Two types of figurative collages comprise this exhibition: first, mixed fabric works which sparingly employ other materials such as rope and telephone cord; and second, paper collages composed of monoprints the artist created in collaboration with Pace Prints this year. As a materials-driven artist, Saxon-Hill most often creates collages and assemblages from found objects and rare books, allowing their forms and material histories to inform her construction process. International curator Cecilia Alemani wrote of Saxon-Hill’s work, “the first time I saw these works I was reminded of Italian artist Enrico Baj, who like Blair, loved to combine scraps of fabrics, trimmings, and found objects to compose seemingly grotesque portraits […] Take a close look to appreciate all the details of the surface!”

Shrimp Head Momma is saturated with buoyancy and whimsy. As Saxon-Hill stated in an exhibition publication interview with curator Summer Guthery, conducted for the New Museum’s 2021 Triennial Soft Water, Hard Stone: “I remember thinking about joy being revolutionary […] I really try not to be ironic but rather to have a little bit of humor surrounding the work.” Joy and power run strong in Shrimp Head Momma, which contributes to Saxon-Hill’s ever-expanding cast of wild, queer, and raw characters.

In most of the works in Shrimp Head Momma, pieces of produce suggest facial features. For instance: in Green Beans, two interlocking beans form an eye, and two touching tomatoes form a mouth; in Broccoli, a tilted broccoli becomes a figure’s head; and in Blackberries, the fruit stands in for gems on earrings and a necklace worn by a figure with radishes for eyes and lemon slices for hair. Saxon-Hill works in the lineage of 16th century Italian painter Giuseppe Arcimboldo, known for his proto-surrealist portraiture in which figures are composed of carefully arranged produce and plants. Roland Barthes writes of Arcimboldo in Arcimboldo, or Magician and Rhétoriqueur, “His painting has a linguistic basis, his imagination is, strictly speaking, poetic: it does not create signs, it combines them, permutes them, deflects them – precisely what the practitioner of language does.” Like Arcimboldo, Saxon-Hill’s visual language is abstracted, generative, and comedic, assembling subjects from disparate, colorful parts.

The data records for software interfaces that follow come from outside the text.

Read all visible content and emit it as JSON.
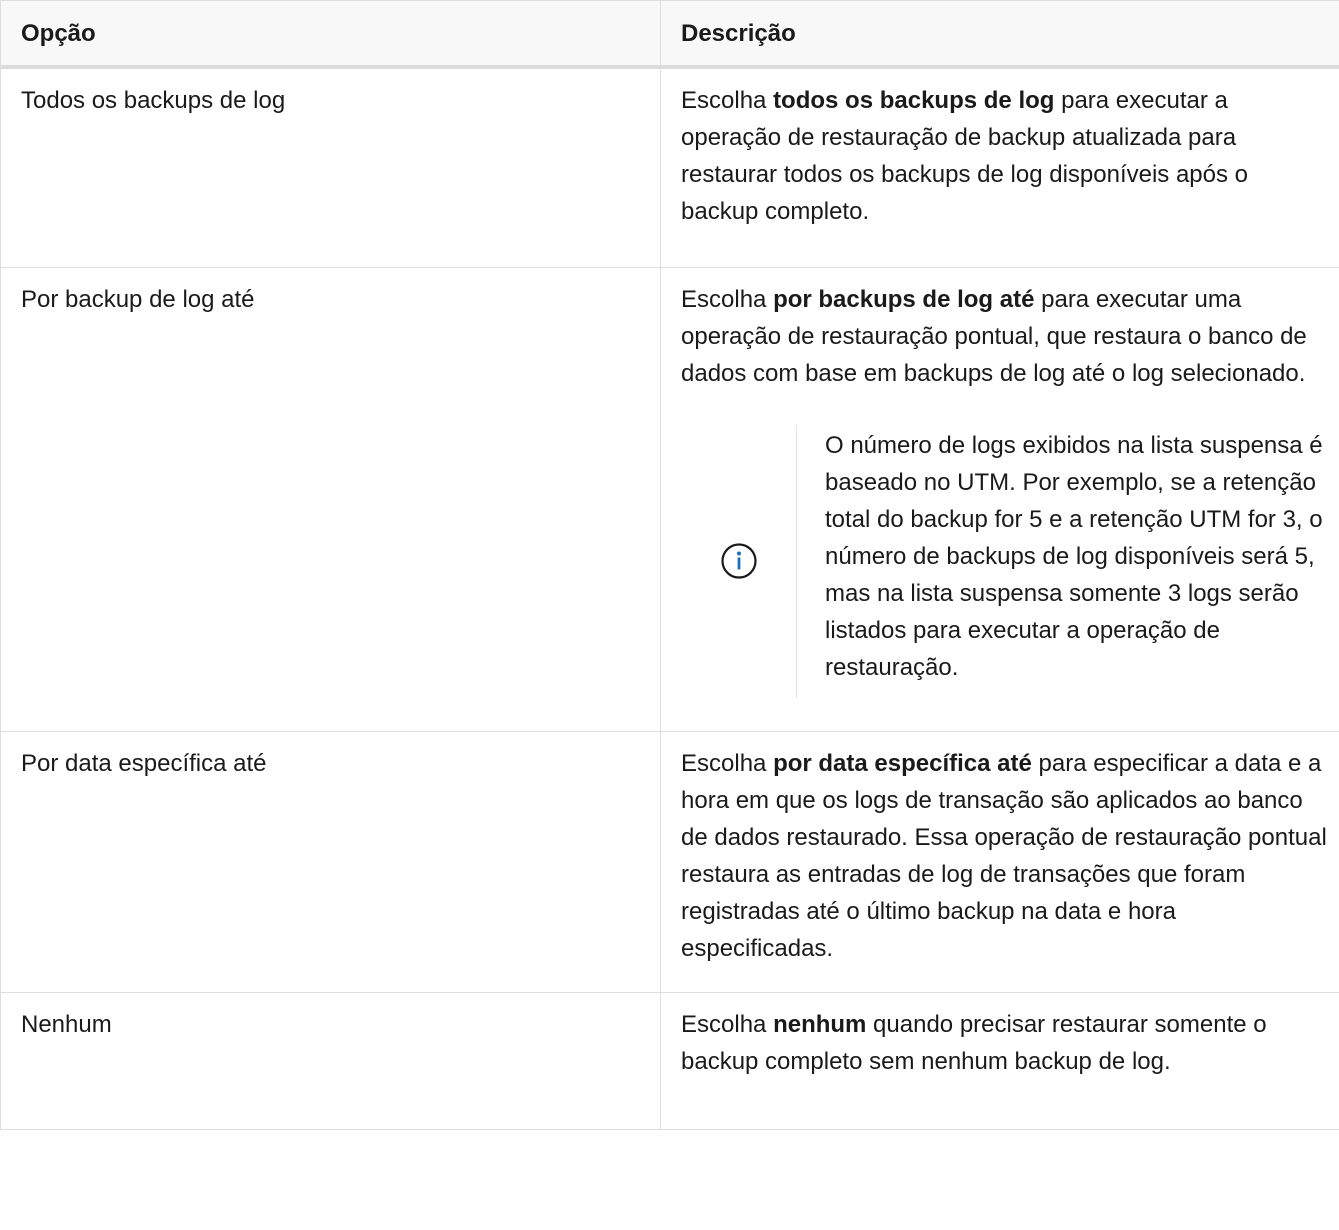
{
  "table": {
    "headers": {
      "option": "Opção",
      "description": "Descrição"
    },
    "rows": [
      {
        "option": "Todos os backups de log",
        "desc_pre": "Escolha ",
        "desc_bold": "todos os backups de log",
        "desc_post": " para executar a operação de restauração de backup atualizada para restaurar todos os backups de log disponíveis após o backup completo."
      },
      {
        "option": "Por backup de log até",
        "desc_pre": "Escolha ",
        "desc_bold": "por backups de log até",
        "desc_post": " para executar uma operação de restauração pontual, que restaura o banco de dados com base em backups de log até o log selecionado.",
        "note": {
          "icon": "info-circle-icon",
          "text": "O número de logs exibidos na lista suspensa é baseado no UTM. Por exemplo, se a retenção total do backup for 5 e a retenção UTM for 3, o número de backups de log disponíveis será 5, mas na lista suspensa somente 3 logs serão listados para executar a operação de restauração."
        }
      },
      {
        "option": "Por data específica até",
        "desc_pre": "Escolha ",
        "desc_bold": "por data específica até",
        "desc_post": " para especificar a data e a hora em que os logs de transação são aplicados ao banco de dados restaurado. Essa operação de restauração pontual restaura as entradas de log de transações que foram registradas até o último backup na data e hora especificadas."
      },
      {
        "option": "Nenhum",
        "desc_pre": "Escolha ",
        "desc_bold": "nenhum",
        "desc_post": " quando precisar restaurar somente o backup completo sem nenhum backup de log."
      }
    ]
  },
  "colors": {
    "info_icon": "#1f6fbf",
    "border": "#dedede",
    "header_bg": "#f8f8f8"
  }
}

Blair Saxon-Hill’s characters are invocations of need, sacrifice, care and spontaneous exuberance. While the artist banks on elements of play to rouse her subjects into life from their flat and scrappy origins, it is the element of pathos that Saxon-Hill deftly executes as the most powerful facet of her oeuvre. A line graces the length of cheek from eye to chin or describes the tension in a shoulder as it pulls ribcage closer to ear. These delicate lines buttress the visual phrasing of pattern and composition, and we are delightfully led through Saxon-Hill’s virtuosic visions. They are a feast. And yet it is the pathos that we are undone by, the sharp recognition of an element of self through the story of other in which we are brought to our knees. We have gone untended. We are all untended– delicate, fragile, indiscriminately deserving, enduring. Blair brings us to these mythic revelations via her storied characters in ways we cannot quite explain. And yet, we walk away from them altered, opened. ­

Amy Bernstein, Art Critic and Artist

Blair Saxon-Hill (b 1979, Eugene, Oregon, US; lives and works in Portland, Oregon) has received the Oregon Arts Commission Fellowship, the Ford Family Foundation Fellowship, and the Joan Mitchell Foundation Painters and Sculptors Fellowship. She has exhibited with Nino Mier Gallery, Los Angeles; Pace Prints, NYC; WSU Jordan Schnitzer Museum of Art, WA; and JOAN, Los Angeles, among others. Saxon-Hill was included in the 2021 New Museum Triennial, Soft Water, Hard Stone. Her work has been covered by ArtForum, Frieze Magazine, LA Weekly, and The Brooklyn Rail, among other publications.